• _Requirement_
Set the data down again, exactly as it reads, but without the pictures.

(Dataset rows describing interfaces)
=== Section Start ===

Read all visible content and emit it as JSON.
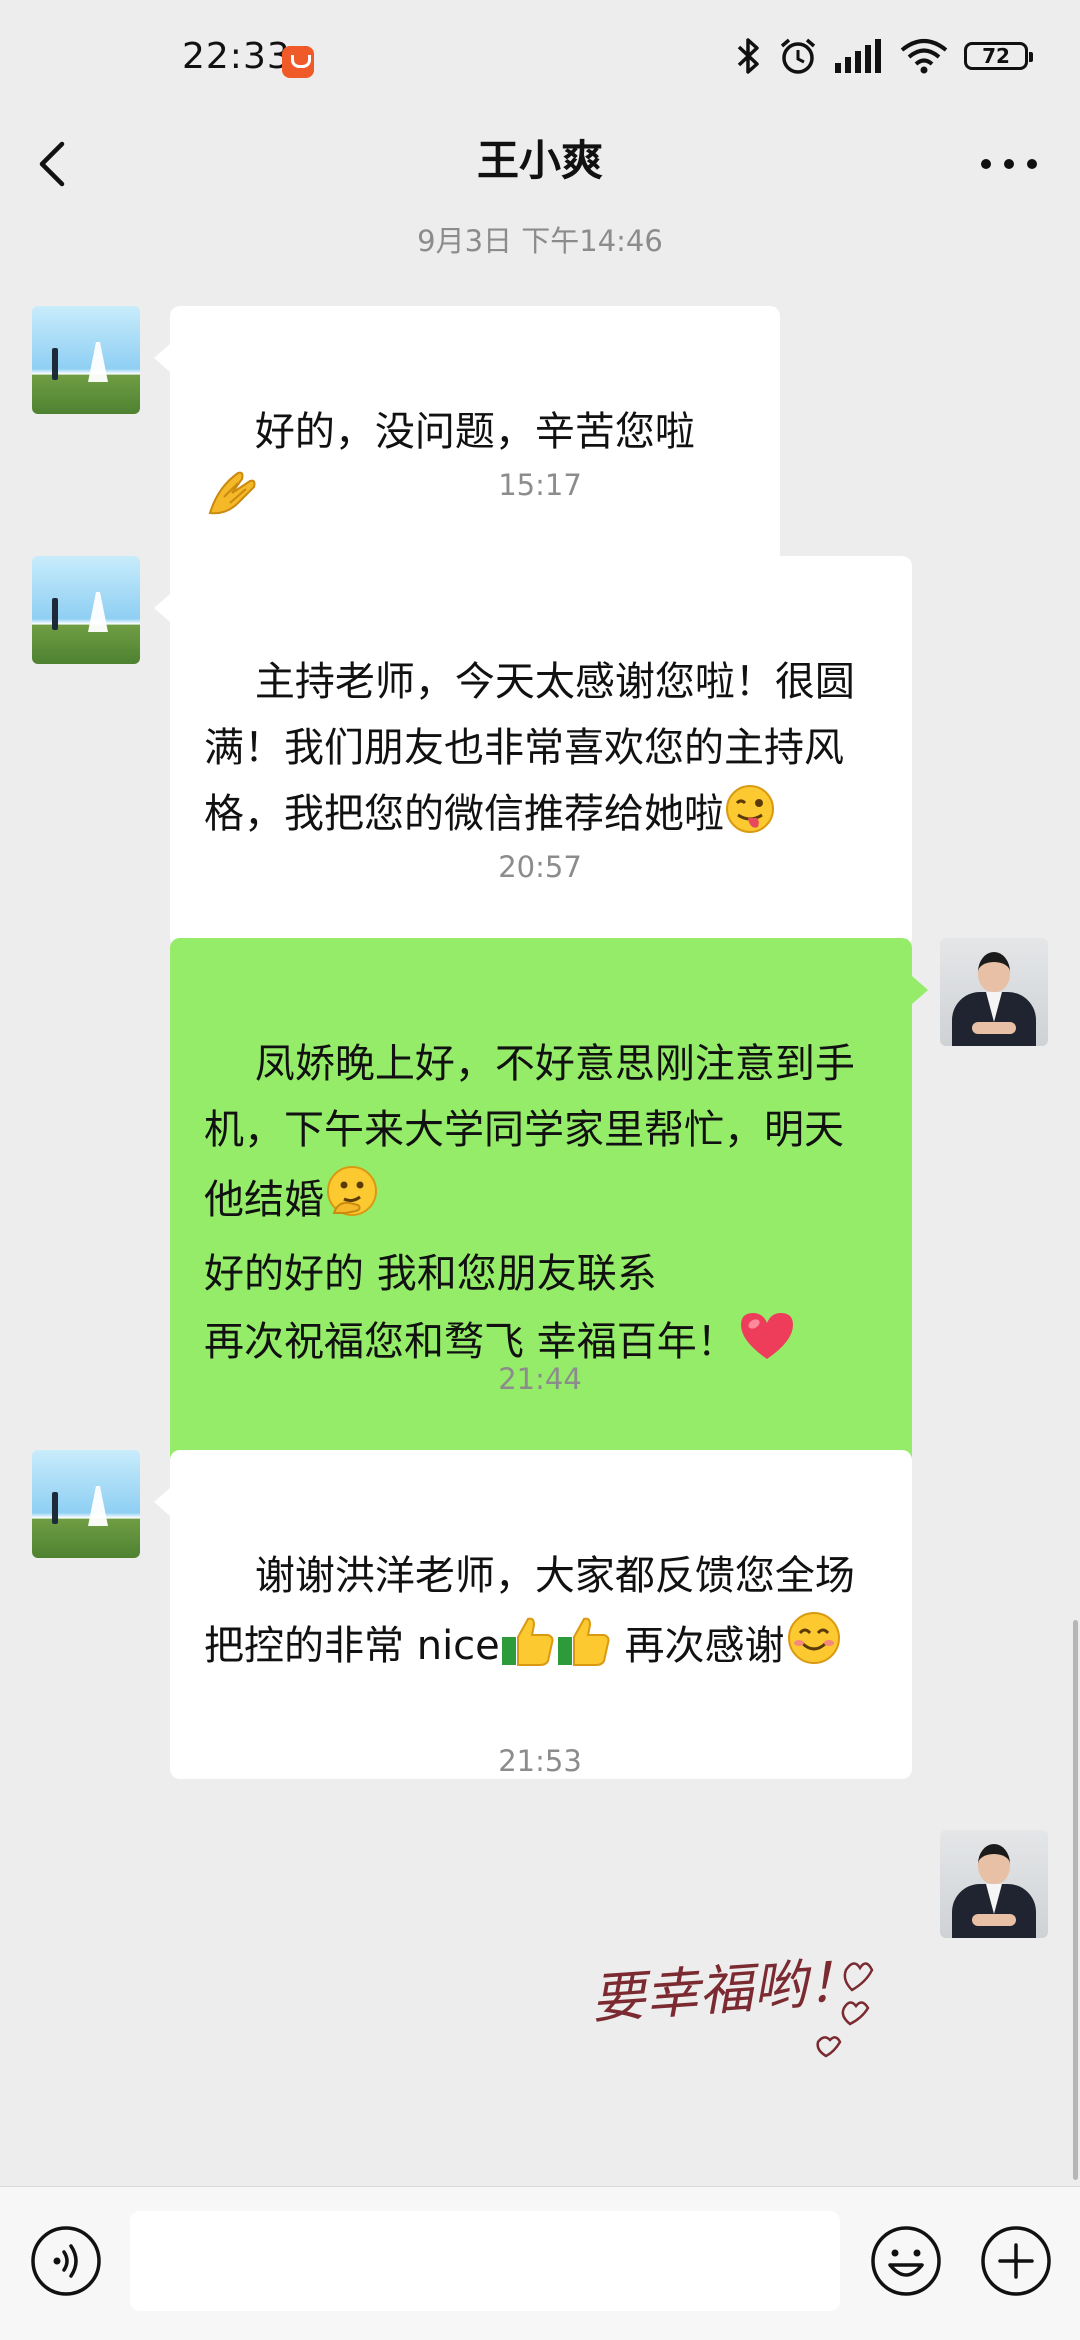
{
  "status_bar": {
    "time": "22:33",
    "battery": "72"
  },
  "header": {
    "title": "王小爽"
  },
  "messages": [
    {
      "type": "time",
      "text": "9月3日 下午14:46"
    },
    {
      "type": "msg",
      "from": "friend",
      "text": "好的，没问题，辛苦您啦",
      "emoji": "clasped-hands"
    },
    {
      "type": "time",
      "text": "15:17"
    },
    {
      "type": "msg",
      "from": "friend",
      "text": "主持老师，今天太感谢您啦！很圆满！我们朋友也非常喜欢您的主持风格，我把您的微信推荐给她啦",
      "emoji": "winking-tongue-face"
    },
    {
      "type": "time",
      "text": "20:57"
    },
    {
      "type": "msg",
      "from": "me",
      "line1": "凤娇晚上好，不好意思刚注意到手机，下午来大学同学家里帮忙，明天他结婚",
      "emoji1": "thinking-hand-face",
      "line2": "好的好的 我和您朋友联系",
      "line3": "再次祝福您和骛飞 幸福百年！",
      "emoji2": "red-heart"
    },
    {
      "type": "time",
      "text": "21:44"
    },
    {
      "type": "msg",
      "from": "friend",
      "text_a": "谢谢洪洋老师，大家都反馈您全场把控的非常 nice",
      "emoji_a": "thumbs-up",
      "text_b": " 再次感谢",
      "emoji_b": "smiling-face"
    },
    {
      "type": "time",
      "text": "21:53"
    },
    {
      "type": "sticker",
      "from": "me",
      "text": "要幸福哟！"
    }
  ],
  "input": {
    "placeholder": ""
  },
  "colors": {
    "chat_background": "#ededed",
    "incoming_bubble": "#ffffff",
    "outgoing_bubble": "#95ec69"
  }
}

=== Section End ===

• _Output below_
Read all visible content and emit it as JSON.
{
  "status_bar": {
    "time": "22:33",
    "battery": "72"
  },
  "header": {
    "title": "王小爽"
  },
  "messages": [
    {
      "type": "time",
      "text": "9月3日 下午14:46"
    },
    {
      "type": "msg",
      "from": "friend",
      "text": "好的，没问题，辛苦您啦",
      "emoji": "clasped-hands"
    },
    {
      "type": "time",
      "text": "15:17"
    },
    {
      "type": "msg",
      "from": "friend",
      "text": "主持老师，今天太感谢您啦！很圆满！我们朋友也非常喜欢您的主持风格，我把您的微信推荐给她啦",
      "emoji": "winking-tongue-face"
    },
    {
      "type": "time",
      "text": "20:57"
    },
    {
      "type": "msg",
      "from": "me",
      "line1": "凤娇晚上好，不好意思刚注意到手机，下午来大学同学家里帮忙，明天他结婚",
      "emoji1": "thinking-hand-face",
      "line2": "好的好的 我和您朋友联系",
      "line3": "再次祝福您和骛飞 幸福百年！",
      "emoji2": "red-heart"
    },
    {
      "type": "time",
      "text": "21:44"
    },
    {
      "type": "msg",
      "from": "friend",
      "text_a": "谢谢洪洋老师，大家都反馈您全场把控的非常 nice",
      "emoji_a": "thumbs-up",
      "text_b": " 再次感谢",
      "emoji_b": "smiling-face"
    },
    {
      "type": "time",
      "text": "21:53"
    },
    {
      "type": "sticker",
      "from": "me",
      "text": "要幸福哟！"
    }
  ],
  "input": {
    "placeholder": ""
  },
  "colors": {
    "chat_background": "#ededed",
    "incoming_bubble": "#ffffff",
    "outgoing_bubble": "#95ec69"
  }
}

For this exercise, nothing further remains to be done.